(Your goal): Copy out each line of the data that contains "Business".

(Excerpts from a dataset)
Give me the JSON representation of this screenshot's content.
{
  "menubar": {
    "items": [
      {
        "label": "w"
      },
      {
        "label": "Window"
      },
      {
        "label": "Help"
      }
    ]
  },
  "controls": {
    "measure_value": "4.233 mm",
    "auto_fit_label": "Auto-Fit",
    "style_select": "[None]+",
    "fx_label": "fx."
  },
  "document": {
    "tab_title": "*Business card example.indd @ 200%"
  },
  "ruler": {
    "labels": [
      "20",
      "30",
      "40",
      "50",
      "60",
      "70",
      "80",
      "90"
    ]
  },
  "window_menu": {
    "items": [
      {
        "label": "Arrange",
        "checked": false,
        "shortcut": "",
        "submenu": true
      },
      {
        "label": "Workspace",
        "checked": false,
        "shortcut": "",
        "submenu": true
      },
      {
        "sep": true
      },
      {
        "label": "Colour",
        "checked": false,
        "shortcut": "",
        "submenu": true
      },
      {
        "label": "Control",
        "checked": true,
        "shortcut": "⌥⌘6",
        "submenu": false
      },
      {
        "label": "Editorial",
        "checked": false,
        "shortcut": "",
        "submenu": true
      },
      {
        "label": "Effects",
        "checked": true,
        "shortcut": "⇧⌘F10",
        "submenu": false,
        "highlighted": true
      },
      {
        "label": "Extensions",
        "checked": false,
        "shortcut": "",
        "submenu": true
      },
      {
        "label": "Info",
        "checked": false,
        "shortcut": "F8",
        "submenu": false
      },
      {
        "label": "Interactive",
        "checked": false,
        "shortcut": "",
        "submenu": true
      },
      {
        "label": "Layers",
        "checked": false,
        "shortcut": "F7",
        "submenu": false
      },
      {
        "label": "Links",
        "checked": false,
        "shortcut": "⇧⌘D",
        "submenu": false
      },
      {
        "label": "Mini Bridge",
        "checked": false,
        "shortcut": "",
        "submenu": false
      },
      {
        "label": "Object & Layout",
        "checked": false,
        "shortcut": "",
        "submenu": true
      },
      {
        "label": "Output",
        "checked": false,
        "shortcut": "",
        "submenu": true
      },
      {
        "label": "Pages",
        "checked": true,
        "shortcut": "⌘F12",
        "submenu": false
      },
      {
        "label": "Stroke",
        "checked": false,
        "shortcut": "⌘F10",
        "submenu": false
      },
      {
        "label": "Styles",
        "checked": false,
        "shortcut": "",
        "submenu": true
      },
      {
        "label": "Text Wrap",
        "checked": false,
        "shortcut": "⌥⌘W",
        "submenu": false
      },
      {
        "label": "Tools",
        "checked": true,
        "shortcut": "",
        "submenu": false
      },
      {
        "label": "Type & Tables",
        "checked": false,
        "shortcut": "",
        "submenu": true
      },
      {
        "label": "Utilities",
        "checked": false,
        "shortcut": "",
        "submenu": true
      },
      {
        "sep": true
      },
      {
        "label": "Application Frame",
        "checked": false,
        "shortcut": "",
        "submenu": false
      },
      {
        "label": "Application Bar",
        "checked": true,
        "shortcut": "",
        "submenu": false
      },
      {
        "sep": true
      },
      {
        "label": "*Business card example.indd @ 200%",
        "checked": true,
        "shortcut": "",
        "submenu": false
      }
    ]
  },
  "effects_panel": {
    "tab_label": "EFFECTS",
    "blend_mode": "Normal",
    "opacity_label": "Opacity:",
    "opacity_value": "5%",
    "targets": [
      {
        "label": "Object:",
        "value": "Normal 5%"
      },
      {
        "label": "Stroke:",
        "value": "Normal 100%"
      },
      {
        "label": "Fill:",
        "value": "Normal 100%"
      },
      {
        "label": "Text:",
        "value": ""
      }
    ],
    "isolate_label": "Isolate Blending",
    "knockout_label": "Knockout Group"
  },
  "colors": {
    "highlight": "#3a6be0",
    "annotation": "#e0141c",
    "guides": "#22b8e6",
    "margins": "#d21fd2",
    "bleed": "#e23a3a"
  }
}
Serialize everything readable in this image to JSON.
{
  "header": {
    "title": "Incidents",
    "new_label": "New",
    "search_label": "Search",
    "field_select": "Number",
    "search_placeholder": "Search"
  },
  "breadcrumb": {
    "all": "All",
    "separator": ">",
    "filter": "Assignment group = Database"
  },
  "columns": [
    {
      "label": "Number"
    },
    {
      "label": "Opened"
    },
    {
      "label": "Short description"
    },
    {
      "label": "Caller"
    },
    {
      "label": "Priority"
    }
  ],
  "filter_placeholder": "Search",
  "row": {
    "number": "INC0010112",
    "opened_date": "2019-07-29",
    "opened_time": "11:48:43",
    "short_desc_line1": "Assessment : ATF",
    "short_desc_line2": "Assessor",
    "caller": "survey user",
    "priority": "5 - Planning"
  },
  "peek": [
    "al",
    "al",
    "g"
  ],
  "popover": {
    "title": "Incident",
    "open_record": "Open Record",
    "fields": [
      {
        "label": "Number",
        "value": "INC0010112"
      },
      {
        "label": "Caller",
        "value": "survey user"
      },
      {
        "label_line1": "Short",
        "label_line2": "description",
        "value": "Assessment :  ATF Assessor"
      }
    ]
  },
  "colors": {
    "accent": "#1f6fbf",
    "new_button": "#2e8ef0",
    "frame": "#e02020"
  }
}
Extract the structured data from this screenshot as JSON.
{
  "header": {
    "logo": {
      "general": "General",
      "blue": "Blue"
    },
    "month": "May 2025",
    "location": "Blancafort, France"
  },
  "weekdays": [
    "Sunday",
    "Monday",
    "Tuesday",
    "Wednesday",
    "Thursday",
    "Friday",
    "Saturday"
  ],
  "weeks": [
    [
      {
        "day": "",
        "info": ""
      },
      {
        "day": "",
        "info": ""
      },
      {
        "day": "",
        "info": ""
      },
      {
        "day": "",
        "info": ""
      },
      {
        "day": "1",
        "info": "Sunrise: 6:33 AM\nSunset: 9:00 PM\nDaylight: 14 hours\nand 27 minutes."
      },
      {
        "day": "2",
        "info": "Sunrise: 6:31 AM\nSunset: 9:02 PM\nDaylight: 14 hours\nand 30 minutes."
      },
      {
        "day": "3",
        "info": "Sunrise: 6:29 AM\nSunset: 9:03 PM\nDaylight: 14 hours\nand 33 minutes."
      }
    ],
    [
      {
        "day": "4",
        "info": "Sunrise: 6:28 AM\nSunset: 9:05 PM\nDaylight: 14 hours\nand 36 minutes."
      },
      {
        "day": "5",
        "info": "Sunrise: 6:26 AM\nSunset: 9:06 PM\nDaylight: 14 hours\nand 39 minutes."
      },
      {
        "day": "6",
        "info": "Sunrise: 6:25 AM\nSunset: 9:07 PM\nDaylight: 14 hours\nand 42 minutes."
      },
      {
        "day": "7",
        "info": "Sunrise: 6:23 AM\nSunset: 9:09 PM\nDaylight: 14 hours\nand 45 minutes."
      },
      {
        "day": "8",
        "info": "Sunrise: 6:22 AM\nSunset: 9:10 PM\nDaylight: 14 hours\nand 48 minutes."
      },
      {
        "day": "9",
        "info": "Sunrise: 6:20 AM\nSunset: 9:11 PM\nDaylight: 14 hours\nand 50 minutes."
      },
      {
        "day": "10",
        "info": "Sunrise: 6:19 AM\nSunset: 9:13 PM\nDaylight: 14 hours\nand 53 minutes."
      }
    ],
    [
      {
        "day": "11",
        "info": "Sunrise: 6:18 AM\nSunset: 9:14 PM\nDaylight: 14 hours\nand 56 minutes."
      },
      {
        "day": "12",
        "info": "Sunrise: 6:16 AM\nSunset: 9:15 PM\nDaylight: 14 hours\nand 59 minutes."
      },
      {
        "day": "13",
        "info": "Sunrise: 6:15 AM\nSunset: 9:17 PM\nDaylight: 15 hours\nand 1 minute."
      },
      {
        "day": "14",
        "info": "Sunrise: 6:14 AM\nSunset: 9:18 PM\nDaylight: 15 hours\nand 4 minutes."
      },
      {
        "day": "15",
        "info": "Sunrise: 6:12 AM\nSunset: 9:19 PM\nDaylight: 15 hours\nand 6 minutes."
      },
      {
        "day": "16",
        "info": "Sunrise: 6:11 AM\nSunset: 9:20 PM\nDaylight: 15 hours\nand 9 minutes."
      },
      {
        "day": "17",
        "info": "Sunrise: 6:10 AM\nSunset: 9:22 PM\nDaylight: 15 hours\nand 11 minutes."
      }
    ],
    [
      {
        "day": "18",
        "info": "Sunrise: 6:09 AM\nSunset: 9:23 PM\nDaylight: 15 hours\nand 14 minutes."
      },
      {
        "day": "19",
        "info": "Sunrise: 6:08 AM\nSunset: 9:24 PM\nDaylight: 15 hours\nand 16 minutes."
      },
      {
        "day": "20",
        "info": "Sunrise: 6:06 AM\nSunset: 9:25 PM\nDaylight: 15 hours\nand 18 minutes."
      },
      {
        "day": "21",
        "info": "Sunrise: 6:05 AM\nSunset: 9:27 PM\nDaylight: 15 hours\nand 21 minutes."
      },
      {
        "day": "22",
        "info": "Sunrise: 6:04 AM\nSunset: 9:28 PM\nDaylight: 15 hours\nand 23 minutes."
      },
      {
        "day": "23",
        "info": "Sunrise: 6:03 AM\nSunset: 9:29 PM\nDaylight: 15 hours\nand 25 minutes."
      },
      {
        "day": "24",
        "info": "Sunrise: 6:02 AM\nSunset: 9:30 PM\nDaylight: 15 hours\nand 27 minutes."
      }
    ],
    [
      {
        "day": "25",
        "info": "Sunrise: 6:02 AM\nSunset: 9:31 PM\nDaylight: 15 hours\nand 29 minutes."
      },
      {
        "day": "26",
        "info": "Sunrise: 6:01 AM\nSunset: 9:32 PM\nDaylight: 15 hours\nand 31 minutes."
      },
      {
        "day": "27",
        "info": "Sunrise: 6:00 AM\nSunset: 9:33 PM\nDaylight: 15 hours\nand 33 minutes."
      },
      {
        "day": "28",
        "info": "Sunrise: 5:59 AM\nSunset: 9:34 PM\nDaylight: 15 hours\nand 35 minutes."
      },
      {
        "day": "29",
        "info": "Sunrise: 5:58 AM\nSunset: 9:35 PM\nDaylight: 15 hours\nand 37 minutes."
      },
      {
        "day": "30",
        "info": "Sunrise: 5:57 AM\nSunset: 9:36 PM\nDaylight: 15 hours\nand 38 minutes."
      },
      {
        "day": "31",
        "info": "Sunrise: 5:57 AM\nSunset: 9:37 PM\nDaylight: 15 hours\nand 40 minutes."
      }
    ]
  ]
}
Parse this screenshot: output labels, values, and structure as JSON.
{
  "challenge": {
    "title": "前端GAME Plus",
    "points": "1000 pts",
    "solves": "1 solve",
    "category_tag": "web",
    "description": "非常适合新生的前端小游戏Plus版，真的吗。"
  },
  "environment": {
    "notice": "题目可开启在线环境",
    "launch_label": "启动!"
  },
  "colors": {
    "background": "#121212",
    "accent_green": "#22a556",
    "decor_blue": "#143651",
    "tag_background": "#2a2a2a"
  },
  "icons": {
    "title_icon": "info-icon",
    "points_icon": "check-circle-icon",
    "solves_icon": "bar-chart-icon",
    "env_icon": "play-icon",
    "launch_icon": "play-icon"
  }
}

(Solution for this exercise):
    "tab_title": "*Business card example.indd @ 200%"
        "label": "*Business card example.indd @ 200%",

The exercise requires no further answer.